The excitement and determination of the young men working to take the revolution to their villages stands in an impressive contrast to the boredom and nihilism they expressed to me in earlier times. More than three years ago I was here to do fieldwork on boredom, and almost everybody I talked to complained about there being nothing, just waiting. At least for a moment and for some of the young men, things have quite changed, there is a sense that things are meaningful, and there is more to be done than just waiting. But there is still a lot of empty time, as meetings take time to hold when people arrive late from errands. For the empty time, the computer lent by A. (he worked for two years in one of the richt Arab Gulf states, and the money he earned was just enough to buy him a laptop and a phone) is equipped with a good selection of computer games. “Because this is the youth revolution”, comments one of the young men.
The situation in the village is in many ways different from that of the cities. Also here people express pride and happiness about the peaceful revolution in their country. There anxiety about safety and crime that I encountered in Cairo is absent here. The retreat of the police on 28 January didn’t affect the countryside where there is very little police presence anyway, and people have always taken care of their own security here. Therefore the villagers have had no reason to worry about crime and looting. There have been cases though of people taking over empty shops hoping that it will take a while before they can be sued by the lawful tenants or owners. But the situation in Libya is hitting the people hard economically, as the income of the people in the village is heavily dependent on labour migrants abroad. Many migrants are returning from Libya these days, and others are stuck in Libya in a very difficult situation. The brother-in-law of a friend of mine just came back from Libya the same night I arrived from Cairo, evacuated via Tunisia on a military transport plane. He and colleagues of him escaped from Tripolis with the help of their employer, but on the border troops loyal to Gaddafi took all their money and bags, and they found themselves empty-handed in Tunisia, but happy to be alive.
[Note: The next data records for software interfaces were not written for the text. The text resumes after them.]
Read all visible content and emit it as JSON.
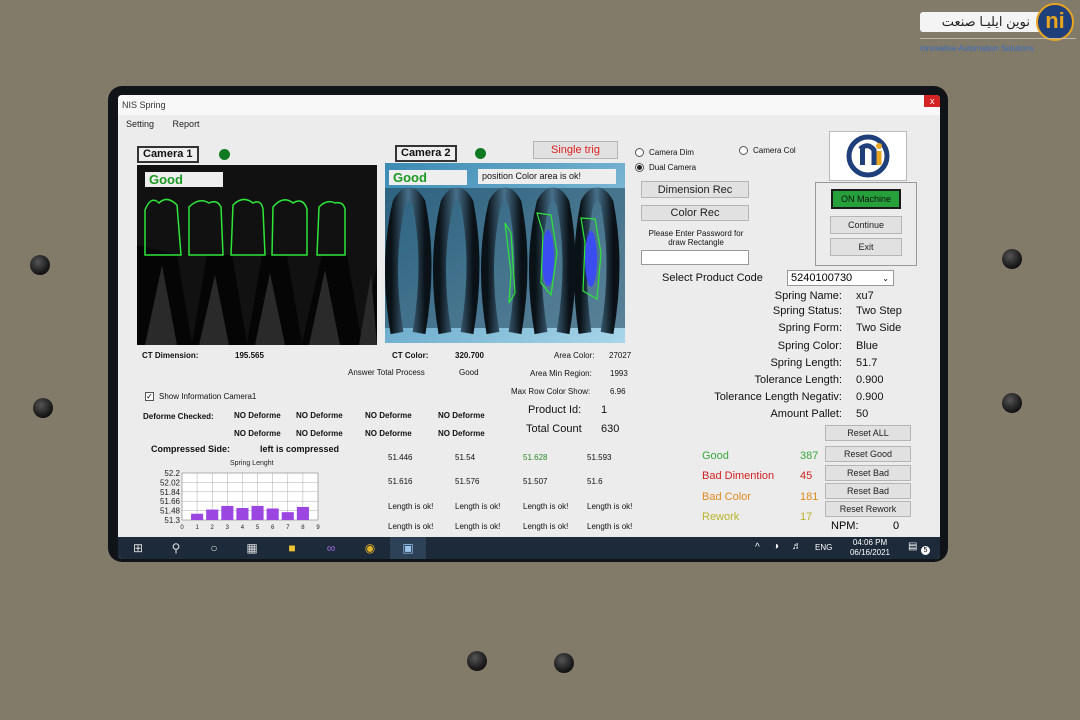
{
  "branding": {
    "company_name": "نوین ایلیـا صنعت",
    "tagline": "Innovative Automation Solutions",
    "logo_letter": "ni"
  },
  "window": {
    "title": "NIS Spring",
    "close_label": "x"
  },
  "menu": [
    "Setting",
    "Report"
  ],
  "camera1": {
    "label": "Camera 1",
    "status": "Good",
    "ct_label": "CT Dimension:",
    "ct_value": "195.565"
  },
  "camera2": {
    "label": "Camera 2",
    "status": "Good",
    "message": "position Color area is ok!",
    "ct_label": "CT Color:",
    "ct_value": "320.700"
  },
  "single_trig_label": "Single trig",
  "camera_mode": {
    "options": [
      "Camera Dim",
      "Camera Col",
      "Dual Camera"
    ],
    "selected": "Dual Camera"
  },
  "rec_buttons": {
    "dimension": "Dimension Rec",
    "color": "Color Rec"
  },
  "password": {
    "prompt": "Please Enter Password for draw Rectangle",
    "value": ""
  },
  "machine": {
    "on_label": "ON Machine",
    "continue_label": "Continue",
    "exit_label": "Exit"
  },
  "product": {
    "select_label": "Select Product Code",
    "code": "5240100730"
  },
  "spring_info": [
    {
      "label": "Spring Name:",
      "value": "xu7"
    },
    {
      "label": "Spring Status:",
      "value": "Two Step"
    },
    {
      "label": "Spring Form:",
      "value": "Two Side"
    },
    {
      "label": "Spring Color:",
      "value": "Blue"
    },
    {
      "label": "Spring Length:",
      "value": "51.7"
    },
    {
      "label": "Tolerance Length:",
      "value": "0.900"
    },
    {
      "label": "Tolerance Length Negativ:",
      "value": "0.900"
    },
    {
      "label": "Amount Pallet:",
      "value": "50"
    }
  ],
  "process": {
    "answer_label": "Answer Total Process",
    "answer_value": "Good",
    "area_color_label": "Area Color:",
    "area_color_value": "27027",
    "area_min_label": "Area Min Region:",
    "area_min_value": "1993",
    "max_row_label": "Max Row Color Show:",
    "max_row_value": "6.96"
  },
  "show_info": {
    "label": "Show Information Camera1",
    "checked": true
  },
  "deforme": {
    "label": "Deforme Checked:",
    "row1": [
      "NO Deforme",
      "NO Deforme",
      "NO Deforme",
      "NO Deforme"
    ],
    "row2": [
      "NO Deforme",
      "NO Deforme",
      "NO Deforme",
      "NO Deforme"
    ]
  },
  "counts": {
    "product_id_label": "Product Id:",
    "product_id": "1",
    "total_label": "Total Count",
    "total": "630"
  },
  "compressed": {
    "label": "Compressed Side:",
    "value": "left is compressed"
  },
  "measurements": {
    "row1": [
      "51.446",
      "51.54",
      "51.628",
      "51.593"
    ],
    "row2": [
      "51.616",
      "51.576",
      "51.507",
      "51.6"
    ],
    "status_row1": [
      "Length is ok!",
      "Length is ok!",
      "Length is ok!",
      "Length is ok!"
    ],
    "status_row2": [
      "Length is ok!",
      "Length is ok!",
      "Length is ok!",
      "Length is ok!"
    ]
  },
  "stats": [
    {
      "label": "Good",
      "value": "387",
      "color": "#3aa83a",
      "reset": "Reset Good"
    },
    {
      "label": "Bad Dimention",
      "value": "45",
      "color": "#d21f1f",
      "reset": "Reset Bad"
    },
    {
      "label": "Bad Color",
      "value": "181",
      "color": "#e08a1e",
      "reset": "Reset Bad"
    },
    {
      "label": "Rework",
      "value": "17",
      "color": "#b9b52a",
      "reset": "Reset Rework"
    }
  ],
  "reset_all_label": "Reset ALL",
  "npm": {
    "label": "NPM:",
    "value": "0"
  },
  "taskbar": {
    "lang": "ENG",
    "time": "04:06 PM",
    "date": "06/16/2021",
    "notifications": "5"
  },
  "chart_data": {
    "type": "bar",
    "title": "Spring Lenght",
    "categories": [
      "0",
      "1",
      "2",
      "3",
      "4",
      "5",
      "6",
      "7",
      "8",
      "9"
    ],
    "y_ticks": [
      "52.2",
      "52.02",
      "51.84",
      "51.66",
      "51.48",
      "51.3"
    ],
    "ylim": [
      51.3,
      52.2
    ],
    "values": [
      null,
      51.42,
      51.5,
      51.57,
      51.53,
      51.57,
      51.52,
      51.45,
      51.55,
      null
    ],
    "bar_color": "#9b46e0",
    "grid": true
  }
}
With the economical situation staying difficult, and likely to remain so, young men are more pressed than ever to think about migration, but the problem is, where to go? Now that the chain of revolutions has begun, who knows which country will be next? But while economical uncertainty prevails and puts pressure on people, a strong the sense of possibility also prevails, and the revolutionary “youth” (as said, this “youth” actually includes people in their fifties) is most importantly marked by the sense that they are finally doing something meaningful. The demands they make to improve their local politics are pragmatic and simple: They concern the distribution and quality of bread, garbage collection, drinking water, public transportation, and so on. But the sensibility of life is quite different from what I know from the past. Three and a half years ago I was here to do research about boredom and frustration, and the image I gathered was that of a nihilistic sense of “it’s all wrecked, there is no point in any of it.” Religion provided some sense of meaningful action, but also with limitations. for some, creative production and the flight of fantasy offered another path, but usually also marked by the frustration of knowing how much more limited one’s actual possibilities were. A sense of deep, existential boredom prevailed. At the moment, there is no boredom. For the young men gathering in the guest room and organising cleanup campaigns, this is a moment when things make a little bit more sense, and many young men whom I have seen wasting their talent in a state of waiting, are now able to make themselves useful, at least for a moment. Life has quite a different feeling when sitting in the café is not about killing time but about thinking how to organise the next cleanup campaign and discussing the differences of a presidial and parliamentary government while knowing that this is not a theoretical question but a practical one.
Greetings from the revolutionary countryside!